Some like it hot


This star-shaped structure shrinks when heated up. Image: Qiming Wang, CC BY-NC-ND 3.0.

Clever geometry can do wonderful things. A team of engineers has produced a material that shrinks when it's heated. This is in contrast to most other materials that expand in the heat, and will be useful in all sorts of contexts where it's important that materials don't get bigger when hot: from making computer chips to producing high precision optical and mechanical devices, and even the fillings in your teeth. And it's all down to the clever geometry of the material's structure.

The structure is based on tiny components of interlocking beams with empty space between them. The beams are made from two different materials — a polymer substance and a copper-containing one — that react differently to heat. Both expand when heated, but the internal beams expand faster, and are arranged so that they pull the surface beams inward as they do so. As a result, the structure occupies less space: it shrinks. The idea goes back quite a few years, but it's only now, with the team's pioneering 3D printing technique that these delicate structures can actually be produced.

The team, led by Nicholas X. Fang of the Massachusetts Institute of Technology, tested their structures in the lab, but they also came up with a mathematical formula and a computational model to describe the geometry of the structures and their response to heat. The amount of shrinkage can be tuned by varying the amount of copper contained in one of the composite materials and by changing the geometrical arrangement of the beams. And although the structures are only about as big as sugar cubes, they can be fitted together like tiles to make up bigger ones that retain the shrinking property.

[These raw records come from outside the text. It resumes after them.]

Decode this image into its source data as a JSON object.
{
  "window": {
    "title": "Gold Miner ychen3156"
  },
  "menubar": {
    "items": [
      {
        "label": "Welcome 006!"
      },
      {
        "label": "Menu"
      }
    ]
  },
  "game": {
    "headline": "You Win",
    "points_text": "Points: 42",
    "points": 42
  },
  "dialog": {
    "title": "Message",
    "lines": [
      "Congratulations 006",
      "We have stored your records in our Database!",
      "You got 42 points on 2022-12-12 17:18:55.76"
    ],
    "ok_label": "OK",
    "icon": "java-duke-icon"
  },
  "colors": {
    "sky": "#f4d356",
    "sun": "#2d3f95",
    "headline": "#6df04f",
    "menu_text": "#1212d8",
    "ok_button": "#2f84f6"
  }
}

It takes a pretty high temperature to achieve the shrinkage — around 280 degrees Celsius — and the amount by which the structures shrink is tiny. But that's ok: engineers typically aren't after materials that shrink, but materials that don't expand in the heat, so these ones look like they'll fit the bill.

Read more about...

Filtered HTML

  • Web page addresses and email addresses turn into links automatically.
  • Allowed HTML tags: <a href hreflang> <em> <strong> <cite> <code> <ul type> <ol start type> <li> <dl> <dt> <dd>
  • Lines and paragraphs break automatically.
  • Want facts and want them fast? Our Maths in a minute series explores key mathematical concepts in just a few words.